> **ASSIGNED TASK**
Retype each line of the material below word for word; pictures stay out.

> **RECORD EXCERPTS**
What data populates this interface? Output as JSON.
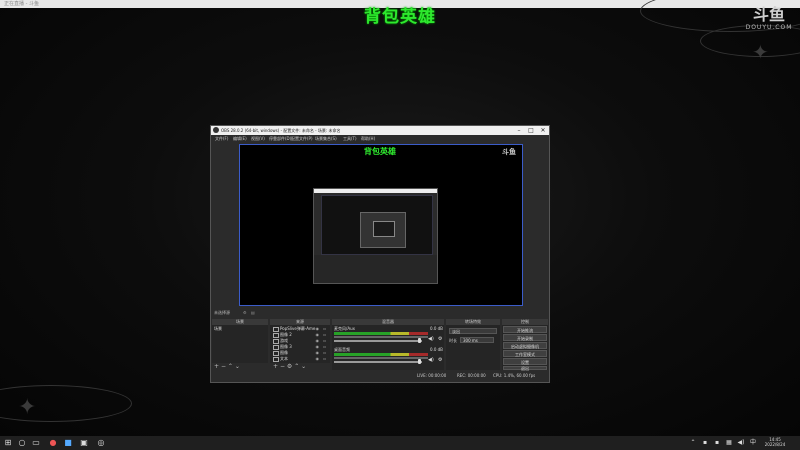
{
  "browser_strip": {
    "text": "正在直播 - 斗鱼"
  },
  "stream": {
    "title": "背包英雄",
    "douyu_cn": "斗鱼",
    "douyu_en": "DOUYU.COM"
  },
  "obs": {
    "title": "OBS 28.0.2 (64-bit, windows) - 配置文件: 未命名 - 场景: 未命名",
    "window_buttons": {
      "minimize": "–",
      "maximize": "□",
      "close": "✕"
    },
    "menu": [
      "文件(F)",
      "编辑(E)",
      "视图(V)",
      "停靠部件(D)",
      "配置文件(P)",
      "场景集合(S)",
      "工具(T)",
      "帮助(H)"
    ],
    "preview": {
      "title": "背包英雄",
      "douyu": "斗鱼"
    },
    "no_source": "未选择源",
    "scenes": {
      "header": "场景",
      "items": [
        "场景"
      ]
    },
    "sources": {
      "header": "来源",
      "items": [
        {
          "label": "PopSlive弹幕-Ame"
        },
        {
          "label": "图像 2"
        },
        {
          "label": "游戏"
        },
        {
          "label": "图像 3"
        },
        {
          "label": "图像"
        },
        {
          "label": "文本"
        }
      ]
    },
    "mixer": {
      "header": "混音器",
      "channels": [
        {
          "name": "麦克风/Aux",
          "db": "0.0 dB"
        },
        {
          "name": "桌面音频",
          "db": "0.0 dB"
        }
      ]
    },
    "transitions": {
      "header": "转场特效",
      "type": "淡出",
      "duration_label": "时长",
      "duration": "300 ms"
    },
    "controls": {
      "header": "控制",
      "buttons": [
        "开始推流",
        "开始录制",
        "启动虚拟摄像机",
        "工作室模式",
        "设置",
        "退出"
      ]
    },
    "status": {
      "live": "LIVE: 00:00:00",
      "rec": "REC: 00:00:00",
      "cpu": "CPU: 1.4%, 60.00 fps"
    }
  },
  "taskbar": {
    "time": "14:45",
    "date": "2022/8/24",
    "lang": "中"
  }
}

> **RESULT BELOW**
What data populates this interface? Output as JSON.
{
  "browser_strip": {
    "text": "正在直播 - 斗鱼"
  },
  "stream": {
    "title": "背包英雄",
    "douyu_cn": "斗鱼",
    "douyu_en": "DOUYU.COM"
  },
  "obs": {
    "title": "OBS 28.0.2 (64-bit, windows) - 配置文件: 未命名 - 场景: 未命名",
    "window_buttons": {
      "minimize": "–",
      "maximize": "□",
      "close": "✕"
    },
    "menu": [
      "文件(F)",
      "编辑(E)",
      "视图(V)",
      "停靠部件(D)",
      "配置文件(P)",
      "场景集合(S)",
      "工具(T)",
      "帮助(H)"
    ],
    "preview": {
      "title": "背包英雄",
      "douyu": "斗鱼"
    },
    "no_source": "未选择源",
    "scenes": {
      "header": "场景",
      "items": [
        "场景"
      ]
    },
    "sources": {
      "header": "来源",
      "items": [
        {
          "label": "PopSlive弹幕-Ame"
        },
        {
          "label": "图像 2"
        },
        {
          "label": "游戏"
        },
        {
          "label": "图像 3"
        },
        {
          "label": "图像"
        },
        {
          "label": "文本"
        }
      ]
    },
    "mixer": {
      "header": "混音器",
      "channels": [
        {
          "name": "麦克风/Aux",
          "db": "0.0 dB"
        },
        {
          "name": "桌面音频",
          "db": "0.0 dB"
        }
      ]
    },
    "transitions": {
      "header": "转场特效",
      "type": "淡出",
      "duration_label": "时长",
      "duration": "300 ms"
    },
    "controls": {
      "header": "控制",
      "buttons": [
        "开始推流",
        "开始录制",
        "启动虚拟摄像机",
        "工作室模式",
        "设置",
        "退出"
      ]
    },
    "status": {
      "live": "LIVE: 00:00:00",
      "rec": "REC: 00:00:00",
      "cpu": "CPU: 1.4%, 60.00 fps"
    }
  },
  "taskbar": {
    "time": "14:45",
    "date": "2022/8/24",
    "lang": "中"
  }
}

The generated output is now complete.